Last month, carbon dioxide levels in the atmosphere were measured at 410 parts per million (ppm), the highest measurement in the past 800,000 years, according to the Scripps Institute of Oceanography.
"We keep burning fossil fuels. Carbon dioxide keeps building up in the air," stated Scripps scientist Ralph Keeling, adding, "It's essentially as simple as that," cited by USA Today.
Keeling has been recording carbon dioxide levels at the Mauna Loa Observatory in Hawaii since 1958.
In April, the average concentration of carbon dioxide in the atmosphere was around 410.31 ppm, the first time a Mauna Loa record has been greater than 410 ppm.
"At the recent pace, we'll hit 450 ppm in a mere 16 years, and 500 ppm 20 years after that. That's well within dangerous territory for the climate system," Keeling pointed out.
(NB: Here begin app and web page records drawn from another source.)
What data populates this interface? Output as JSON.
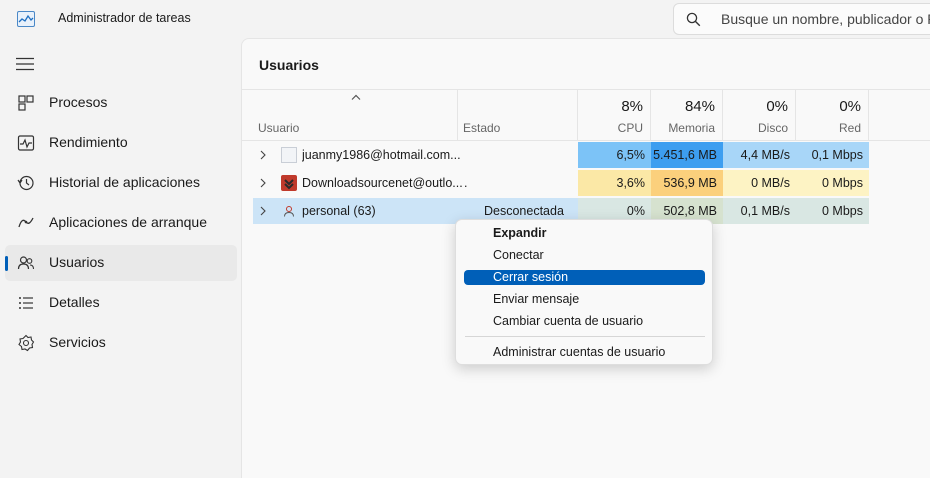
{
  "titlebar": {
    "title": "Administrador de tareas",
    "search_placeholder": "Busque un nombre, publicador o PID"
  },
  "sidebar": {
    "items": [
      {
        "label": "Procesos",
        "icon": "processes-icon"
      },
      {
        "label": "Rendimiento",
        "icon": "performance-icon"
      },
      {
        "label": "Historial de aplicaciones",
        "icon": "history-icon"
      },
      {
        "label": "Aplicaciones de arranque",
        "icon": "startup-icon"
      },
      {
        "label": "Usuarios",
        "icon": "users-icon",
        "active": true
      },
      {
        "label": "Detalles",
        "icon": "details-icon"
      },
      {
        "label": "Servicios",
        "icon": "services-icon"
      }
    ]
  },
  "main": {
    "title": "Usuarios",
    "columns": {
      "user": "Usuario",
      "state": "Estado",
      "cpu": {
        "pct": "8%",
        "name": "CPU"
      },
      "memory": {
        "pct": "84%",
        "name": "Memoria"
      },
      "disk": {
        "pct": "0%",
        "name": "Disco"
      },
      "network": {
        "pct": "0%",
        "name": "Red"
      }
    },
    "rows": [
      {
        "name": "juanmy1986@hotmail.com...",
        "state": "",
        "cpu": "6,5%",
        "memory": "5.451,6 MB",
        "disk": "4,4 MB/s",
        "network": "0,1 Mbps"
      },
      {
        "name": "Downloadsourcenet@outlo...",
        "state": ".",
        "cpu": "3,6%",
        "memory": "536,9 MB",
        "disk": "0 MB/s",
        "network": "0 Mbps"
      },
      {
        "name": "personal (63)",
        "state": "Desconectada",
        "cpu": "0%",
        "memory": "502,8 MB",
        "disk": "0,1 MB/s",
        "network": "0 Mbps"
      }
    ]
  },
  "context_menu": {
    "items": [
      "Expandir",
      "Conectar",
      "Cerrar sesión",
      "Enviar mensaje",
      "Cambiar cuenta de usuario",
      "Administrar cuentas de usuario"
    ]
  },
  "colors": {
    "accent": "#005fb8",
    "heat_strong": "#7cc3f7",
    "heat_mid": "#fbe8a6",
    "heat_orange": "#fbd07c",
    "selected_row": "#cce4f7"
  }
}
"As a scientist, what concerns me the most is not that we have passed yet another round-number threshold, but what this continued rise actually means: that we are continuing full speed ahead with an unprecedented experiment with our planet, the only home we have," tweeted Katharine Hayhoe, a climate scientist at Texas Tech University.
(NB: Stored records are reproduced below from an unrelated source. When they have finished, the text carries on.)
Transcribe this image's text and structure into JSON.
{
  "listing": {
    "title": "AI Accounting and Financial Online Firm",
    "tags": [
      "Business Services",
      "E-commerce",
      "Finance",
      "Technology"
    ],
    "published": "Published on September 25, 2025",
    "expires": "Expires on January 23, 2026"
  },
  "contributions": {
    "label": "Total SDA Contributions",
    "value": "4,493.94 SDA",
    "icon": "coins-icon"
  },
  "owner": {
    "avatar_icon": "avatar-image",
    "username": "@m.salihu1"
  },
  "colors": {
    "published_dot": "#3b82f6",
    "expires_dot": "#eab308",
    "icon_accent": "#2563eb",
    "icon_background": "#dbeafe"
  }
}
Marshall Shepherd, climate scientist and director of the Atmospheric Sciences program at the University of Georgia, noted that "our activities keep pumping a steroid into the naturally-varying atmosphere."
"Yes, climate has always changed and CO2 has varied but this as an experiment we have not seen, because humans are the new kid on Earth's block," Shepherd added, according to CNN.